  2. Department of Biostatistics, Erasmus MC, University Medical Center Rotterdam, Wytemaweg 80, 3015 CN, Rotterdam, The Netherlands

    • Joost van Rosmalen
  3. Department of Surgery, Albert Schweitzer Hospital, PO Box 444, 3300 AK, Dordrecht, The Netherlands

    • Marian B. E. Menke-Pluijmers
  4. Department of Radiology, Albert Schweitzer Hospital, PO Box 444, 3300 AK, Dordrecht, The Netherlands

    • Bert P. M. ter Braak
  5. Department of Research, Netherlands Comprehensive Cancer Organisation, PO Box 19079, 3501 DB, Utrecht, The Netherlands

    • Linda de Munck
    •  & Sabine Siesling
  6. Laboratory of Pathology Dordrecht, Karel Lotsyweg 145, 3318 AL, Dordrecht, The Netherlands

    • Pieter J. Westenend
  7. Regional screening organization South West the Netherlands, Maasstadweg 12, 3079 DZ, Rotterdam, The Netherlands

    • Pieter J. Westenend

Authors

  1. Search for Claudia J. C. Meurs in:

  2. Search for Joost van Rosmalen in:

  3. Search for Marian B. E. Menke-Pluijmers in:

  4. Search for Bert P. M. ter Braak in:

  5. Search for Linda de Munck in:

  6. Search for Sabine Siesling in:

  7. Search for Pieter J. Westenend in:

Competing interests

The authors declare no competing interests.

Ethics approval

The study was approved by the scientific committee of PALGA (14.025 LZV1073) and the Privacy Review Board of IKNL (K14.021).

Data availability

The dataset generated for this current study are not publicly available due additional research questions to be answered, but is available from the corresponding author on reasonable request. The prediction model is available for external validation via Evidencio (model 1074).

Funding

This work was supported by the Dutch Cancer Foundation (KWF), grant SLP2015-7769.

Note

This work is published under the standard license to publish agreement. After 12 months the work will become freely available and the license terms will switch to a Creative Commons Attribution 4.0 International (CC BY 4.0).

Corresponding author

Correspondence to Pieter J. Westenend.

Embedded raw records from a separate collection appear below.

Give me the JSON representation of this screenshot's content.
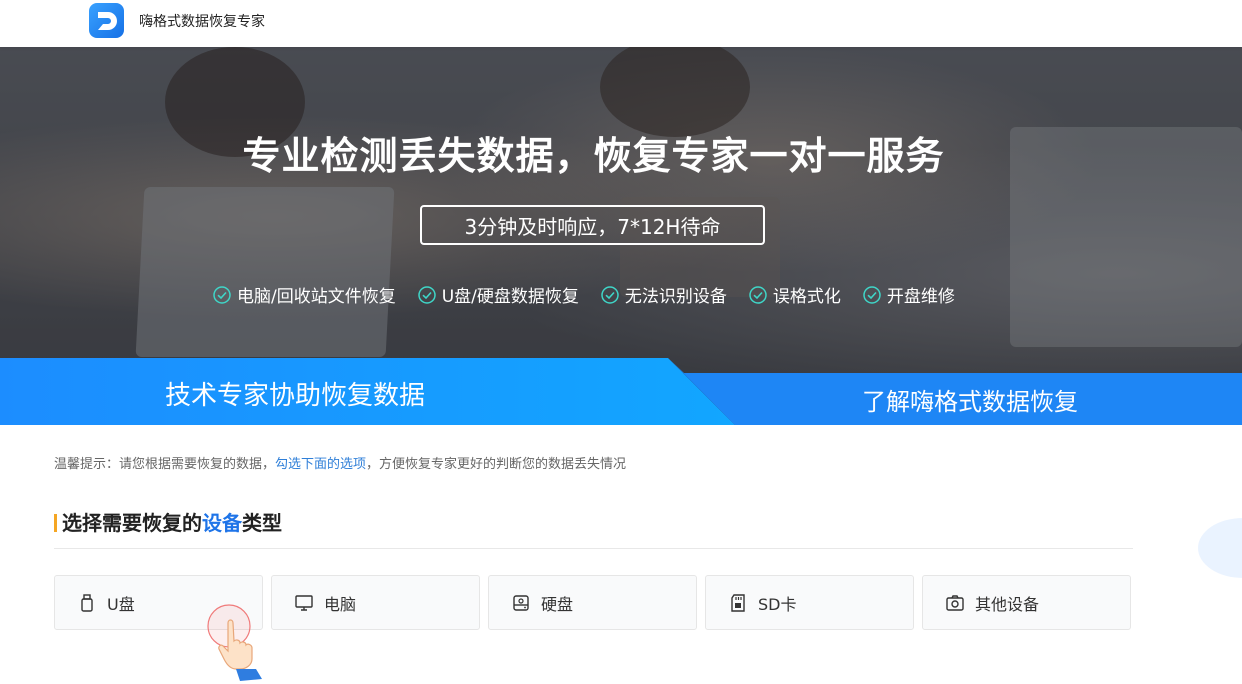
{
  "header": {
    "brand": "嗨格式数据恢复专家",
    "logo_icon": "logo-d-icon"
  },
  "hero": {
    "title": "专业检测丢失数据，恢复专家一对一服务",
    "subtitle": "3分钟及时响应，7*12H待命",
    "features": [
      "电脑/回收站文件恢复",
      "U盘/硬盘数据恢复",
      "无法识别设备",
      "误格式化",
      "开盘维修"
    ]
  },
  "band": {
    "left": "技术专家协助恢复数据",
    "right": "了解嗨格式数据恢复",
    "accent": "#1a8cff"
  },
  "tip": {
    "prefix": "温馨提示：请您根据需要恢复的数据，",
    "link": "勾选下面的选项",
    "suffix": "，方便恢复专家更好的判断您的数据丢失情况"
  },
  "section": {
    "title_a": "选择需要恢复的",
    "title_hl": "设备",
    "title_b": "类型"
  },
  "devices": [
    {
      "label": "U盘",
      "icon": "usb-drive-icon"
    },
    {
      "label": "电脑",
      "icon": "monitor-icon"
    },
    {
      "label": "硬盘",
      "icon": "hard-disk-icon"
    },
    {
      "label": "SD卡",
      "icon": "sd-card-icon"
    },
    {
      "label": "其他设备",
      "icon": "camera-icon"
    }
  ]
}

Electronic supplementary material

About this article

Publication history

Received

Revised

Accepted

Published

Issue Date

DOI

https://doi.org/10.1038/s41416-018-0276-6